The entries follow. Print each one exactly.

---------- INPUT DATA ----------

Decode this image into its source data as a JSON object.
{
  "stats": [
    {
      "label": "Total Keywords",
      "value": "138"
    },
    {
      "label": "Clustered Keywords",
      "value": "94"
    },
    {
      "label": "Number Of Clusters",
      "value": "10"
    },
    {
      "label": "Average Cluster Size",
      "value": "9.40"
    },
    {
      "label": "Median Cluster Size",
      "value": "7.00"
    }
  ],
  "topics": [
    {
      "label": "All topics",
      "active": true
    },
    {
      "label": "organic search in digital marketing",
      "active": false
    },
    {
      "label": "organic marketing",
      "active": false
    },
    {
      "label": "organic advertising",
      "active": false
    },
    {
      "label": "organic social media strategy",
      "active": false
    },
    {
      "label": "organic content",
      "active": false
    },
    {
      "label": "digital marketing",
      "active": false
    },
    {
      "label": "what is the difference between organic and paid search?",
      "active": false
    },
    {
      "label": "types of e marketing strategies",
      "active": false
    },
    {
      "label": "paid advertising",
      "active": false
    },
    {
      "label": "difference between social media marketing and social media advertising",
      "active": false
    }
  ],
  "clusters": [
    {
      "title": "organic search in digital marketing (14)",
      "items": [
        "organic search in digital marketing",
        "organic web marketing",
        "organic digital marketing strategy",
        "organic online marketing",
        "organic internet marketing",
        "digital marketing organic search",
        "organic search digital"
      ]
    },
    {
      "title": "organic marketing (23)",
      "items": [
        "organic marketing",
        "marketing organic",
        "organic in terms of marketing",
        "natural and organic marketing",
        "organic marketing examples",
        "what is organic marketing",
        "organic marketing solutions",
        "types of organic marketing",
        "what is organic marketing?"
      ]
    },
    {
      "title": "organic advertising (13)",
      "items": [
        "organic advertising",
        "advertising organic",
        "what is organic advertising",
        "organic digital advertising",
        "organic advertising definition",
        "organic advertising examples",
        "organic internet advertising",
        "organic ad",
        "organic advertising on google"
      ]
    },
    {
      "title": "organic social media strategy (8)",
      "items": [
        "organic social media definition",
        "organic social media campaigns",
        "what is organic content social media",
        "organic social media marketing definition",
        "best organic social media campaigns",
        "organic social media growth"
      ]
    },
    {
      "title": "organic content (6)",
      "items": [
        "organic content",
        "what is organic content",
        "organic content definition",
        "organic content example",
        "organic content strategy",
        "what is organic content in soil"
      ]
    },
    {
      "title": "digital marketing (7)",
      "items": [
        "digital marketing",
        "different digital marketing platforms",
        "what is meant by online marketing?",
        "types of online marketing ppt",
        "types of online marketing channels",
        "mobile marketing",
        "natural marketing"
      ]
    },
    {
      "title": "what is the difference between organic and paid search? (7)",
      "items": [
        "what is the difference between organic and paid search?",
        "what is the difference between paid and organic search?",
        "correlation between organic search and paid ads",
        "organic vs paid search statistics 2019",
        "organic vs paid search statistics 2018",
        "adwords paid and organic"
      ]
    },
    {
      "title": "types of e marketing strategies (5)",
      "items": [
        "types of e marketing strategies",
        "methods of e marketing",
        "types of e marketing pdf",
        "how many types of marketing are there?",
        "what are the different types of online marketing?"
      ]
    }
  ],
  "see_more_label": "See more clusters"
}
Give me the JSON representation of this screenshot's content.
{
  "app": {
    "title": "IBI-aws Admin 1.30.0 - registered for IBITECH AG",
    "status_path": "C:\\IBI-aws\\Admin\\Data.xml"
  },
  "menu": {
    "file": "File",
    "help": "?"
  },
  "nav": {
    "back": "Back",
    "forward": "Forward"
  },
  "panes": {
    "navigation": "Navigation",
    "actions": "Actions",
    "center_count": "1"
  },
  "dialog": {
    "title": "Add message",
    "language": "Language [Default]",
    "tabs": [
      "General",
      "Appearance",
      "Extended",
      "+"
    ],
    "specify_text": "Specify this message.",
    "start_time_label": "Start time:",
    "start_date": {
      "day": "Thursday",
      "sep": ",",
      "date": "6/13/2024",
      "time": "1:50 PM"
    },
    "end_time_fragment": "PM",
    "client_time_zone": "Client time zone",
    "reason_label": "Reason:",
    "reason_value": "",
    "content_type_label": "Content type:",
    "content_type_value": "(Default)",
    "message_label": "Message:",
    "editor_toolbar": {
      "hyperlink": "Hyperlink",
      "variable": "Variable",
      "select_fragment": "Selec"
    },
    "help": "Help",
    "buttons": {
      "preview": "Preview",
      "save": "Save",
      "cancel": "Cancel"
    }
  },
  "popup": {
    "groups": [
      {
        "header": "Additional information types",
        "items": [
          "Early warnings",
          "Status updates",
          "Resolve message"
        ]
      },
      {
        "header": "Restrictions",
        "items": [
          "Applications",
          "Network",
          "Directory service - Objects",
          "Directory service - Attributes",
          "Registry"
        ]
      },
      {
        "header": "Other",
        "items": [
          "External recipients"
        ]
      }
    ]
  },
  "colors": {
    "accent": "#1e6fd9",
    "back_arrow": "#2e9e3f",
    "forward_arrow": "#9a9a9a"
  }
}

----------

## WRITTEN REPLY
Decode this image into its source data as a JSON object.
{
  "stats": [
    {
      "label": "Total Keywords",
      "value": "138"
    },
    {
      "label": "Clustered Keywords",
      "value": "94"
    },
    {
      "label": "Number Of Clusters",
      "value": "10"
    },
    {
      "label": "Average Cluster Size",
      "value": "9.40"
    },
    {
      "label": "Median Cluster Size",
      "value": "7.00"
    }
  ],
  "topics": [
    {
      "label": "All topics",
      "active": true
    },
    {
      "label": "organic search in digital marketing",
      "active": false
    },
    {
      "label": "organic marketing",
      "active": false
    },
    {
      "label": "organic advertising",
      "active": false
    },
    {
      "label": "organic social media strategy",
      "active": false
    },
    {
      "label": "organic content",
      "active": false
    },
    {
      "label": "digital marketing",
      "active": false
    },
    {
      "label": "what is the difference between organic and paid search?",
      "active": false
    },
    {
      "label": "types of e marketing strategies",
      "active": false
    },
    {
      "label": "paid advertising",
      "active": false
    },
    {
      "label": "difference between social media marketing and social media advertising",
      "active": false
    }
  ],
  "clusters": [
    {
      "title": "organic search in digital marketing (14)",
      "items": [
        "organic search in digital marketing",
        "organic web marketing",
        "organic digital marketing strategy",
        "organic online marketing",
        "organic internet marketing",
        "digital marketing organic search",
        "organic search digital"
      ]
    },
    {
      "title": "organic marketing (23)",
      "items": [
        "organic marketing",
        "marketing organic",
        "organic in terms of marketing",
        "natural and organic marketing",
        "organic marketing examples",
        "what is organic marketing",
        "organic marketing solutions",
        "types of organic marketing",
        "what is organic marketing?"
      ]
    },
    {
      "title": "organic advertising (13)",
      "items": [
        "organic advertising",
        "advertising organic",
        "what is organic advertising",
        "organic digital advertising",
        "organic advertising definition",
        "organic advertising examples",
        "organic internet advertising",
        "organic ad",
        "organic advertising on google"
      ]
    },
    {
      "title": "organic social media strategy (8)",
      "items": [
        "organic social media definition",
        "organic social media campaigns",
        "what is organic content social media",
        "organic social media marketing definition",
        "best organic social media campaigns",
        "organic social media growth"
      ]
    },
    {
      "title": "organic content (6)",
      "items": [
        "organic content",
        "what is organic content",
        "organic content definition",
        "organic content example",
        "organic content strategy",
        "what is organic content in soil"
      ]
    },
    {
      "title": "digital marketing (7)",
      "items": [
        "digital marketing",
        "different digital marketing platforms",
        "what is meant by online marketing?",
        "types of online marketing ppt",
        "types of online marketing channels",
        "mobile marketing",
        "natural marketing"
      ]
    },
    {
      "title": "what is the difference between organic and paid search? (7)",
      "items": [
        "what is the difference between organic and paid search?",
        "what is the difference between paid and organic search?",
        "correlation between organic search and paid ads",
        "organic vs paid search statistics 2019",
        "organic vs paid search statistics 2018",
        "adwords paid and organic"
      ]
    },
    {
      "title": "types of e marketing strategies (5)",
      "items": [
        "types of e marketing strategies",
        "methods of e marketing",
        "types of e marketing pdf",
        "how many types of marketing are there?",
        "what are the different types of online marketing?"
      ]
    }
  ],
  "see_more_label": "See more clusters"
}
Give me the JSON representation of this screenshot's content.
{
  "app": {
    "title": "IBI-aws Admin 1.30.0 - registered for IBITECH AG",
    "status_path": "C:\\IBI-aws\\Admin\\Data.xml"
  },
  "menu": {
    "file": "File",
    "help": "?"
  },
  "nav": {
    "back": "Back",
    "forward": "Forward"
  },
  "panes": {
    "navigation": "Navigation",
    "actions": "Actions",
    "center_count": "1"
  },
  "dialog": {
    "title": "Add message",
    "language": "Language [Default]",
    "tabs": [
      "General",
      "Appearance",
      "Extended",
      "+"
    ],
    "specify_text": "Specify this message.",
    "start_time_label": "Start time:",
    "start_date": {
      "day": "Thursday",
      "sep": ",",
      "date": "6/13/2024",
      "time": "1:50 PM"
    },
    "end_time_fragment": "PM",
    "client_time_zone": "Client time zone",
    "reason_label": "Reason:",
    "reason_value": "",
    "content_type_label": "Content type:",
    "content_type_value": "(Default)",
    "message_label": "Message:",
    "editor_toolbar": {
      "hyperlink": "Hyperlink",
      "variable": "Variable",
      "select_fragment": "Selec"
    },
    "help": "Help",
    "buttons": {
      "preview": "Preview",
      "save": "Save",
      "cancel": "Cancel"
    }
  },
  "popup": {
    "groups": [
      {
        "header": "Additional information types",
        "items": [
          "Early warnings",
          "Status updates",
          "Resolve message"
        ]
      },
      {
        "header": "Restrictions",
        "items": [
          "Applications",
          "Network",
          "Directory service - Objects",
          "Directory service - Attributes",
          "Registry"
        ]
      },
      {
        "header": "Other",
        "items": [
          "External recipients"
        ]
      }
    ]
  },
  "colors": {
    "accent": "#1e6fd9",
    "back_arrow": "#2e9e3f",
    "forward_arrow": "#9a9a9a"
  }
}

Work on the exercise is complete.